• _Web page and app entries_
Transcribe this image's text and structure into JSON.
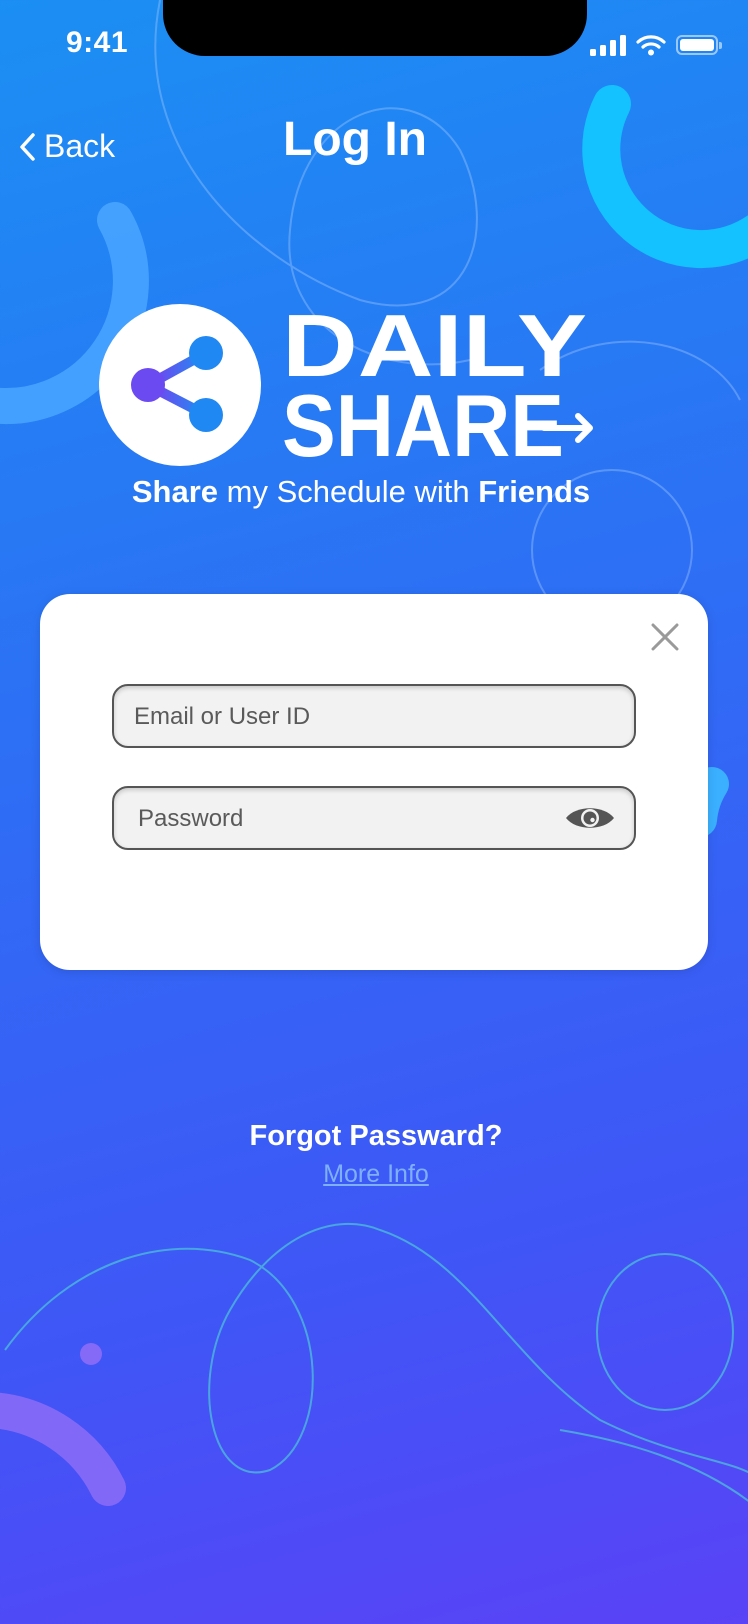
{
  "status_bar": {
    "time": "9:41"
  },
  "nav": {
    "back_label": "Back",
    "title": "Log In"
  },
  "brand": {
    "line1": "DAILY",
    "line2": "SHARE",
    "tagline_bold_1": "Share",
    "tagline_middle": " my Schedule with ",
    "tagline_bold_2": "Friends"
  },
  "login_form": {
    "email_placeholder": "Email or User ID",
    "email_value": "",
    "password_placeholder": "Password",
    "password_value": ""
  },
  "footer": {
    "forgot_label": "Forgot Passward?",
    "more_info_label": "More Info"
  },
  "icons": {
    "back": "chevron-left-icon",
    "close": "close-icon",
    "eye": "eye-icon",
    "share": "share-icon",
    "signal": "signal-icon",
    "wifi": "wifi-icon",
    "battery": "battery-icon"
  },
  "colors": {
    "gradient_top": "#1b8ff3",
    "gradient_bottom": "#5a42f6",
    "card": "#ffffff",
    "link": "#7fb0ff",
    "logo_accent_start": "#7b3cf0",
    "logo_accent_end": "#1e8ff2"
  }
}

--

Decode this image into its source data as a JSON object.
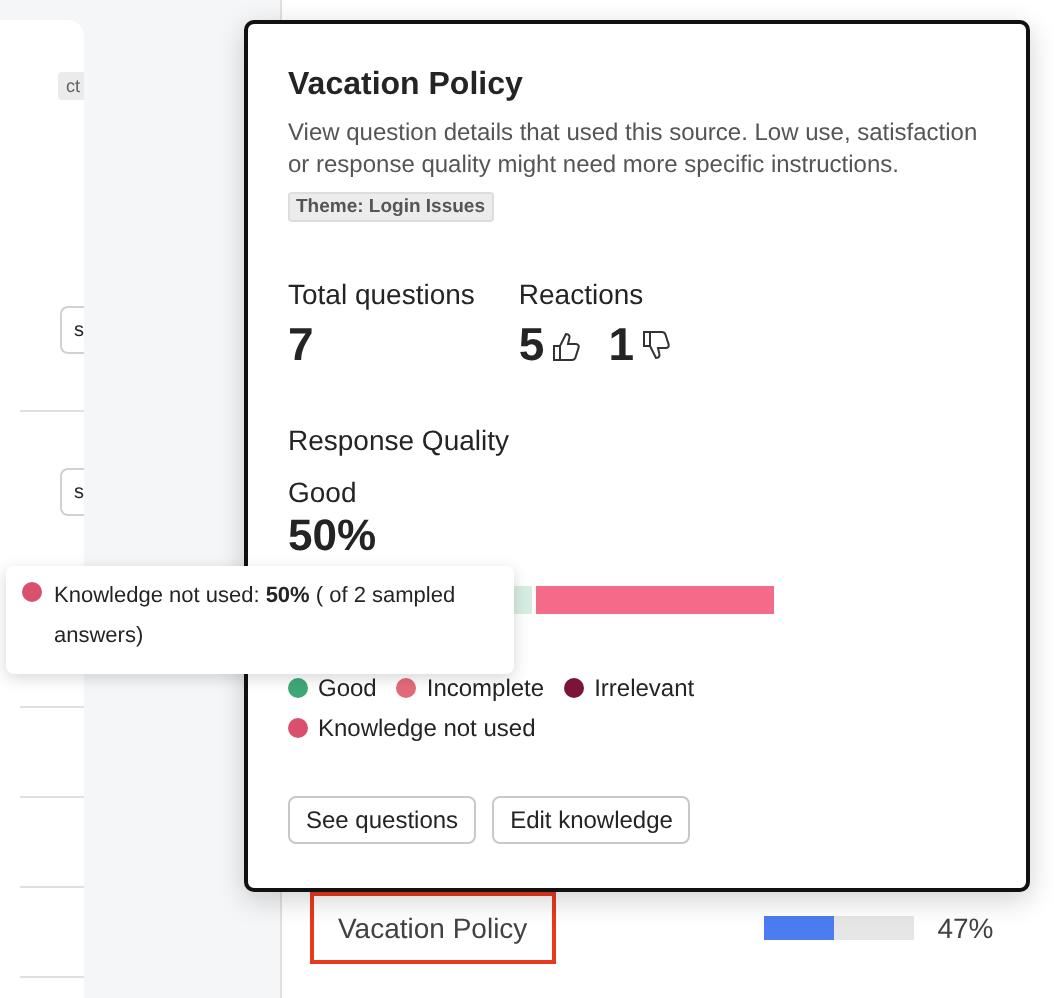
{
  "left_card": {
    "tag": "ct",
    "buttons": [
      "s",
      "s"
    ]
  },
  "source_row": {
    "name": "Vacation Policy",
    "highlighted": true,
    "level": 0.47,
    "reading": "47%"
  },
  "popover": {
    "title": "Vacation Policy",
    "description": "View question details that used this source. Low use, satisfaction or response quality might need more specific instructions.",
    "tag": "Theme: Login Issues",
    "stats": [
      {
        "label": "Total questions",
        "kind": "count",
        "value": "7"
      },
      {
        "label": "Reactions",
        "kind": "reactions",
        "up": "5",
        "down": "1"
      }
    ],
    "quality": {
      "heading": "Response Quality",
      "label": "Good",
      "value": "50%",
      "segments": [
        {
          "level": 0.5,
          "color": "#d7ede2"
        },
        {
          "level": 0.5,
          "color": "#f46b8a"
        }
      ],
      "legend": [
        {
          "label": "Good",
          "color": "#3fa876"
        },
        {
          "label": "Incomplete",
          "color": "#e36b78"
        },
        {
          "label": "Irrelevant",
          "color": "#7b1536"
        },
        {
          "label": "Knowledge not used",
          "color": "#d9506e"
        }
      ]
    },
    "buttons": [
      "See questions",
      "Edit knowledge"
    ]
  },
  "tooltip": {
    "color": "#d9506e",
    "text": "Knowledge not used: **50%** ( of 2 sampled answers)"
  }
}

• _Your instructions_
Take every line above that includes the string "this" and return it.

• _Result of the exercise_
Transcribe this image's text and structure into JSON.
Decode this image into its source data as a JSON object.
    "description": "View question details that used this source. Low use, satisfaction or response quality might need more specific instructions.",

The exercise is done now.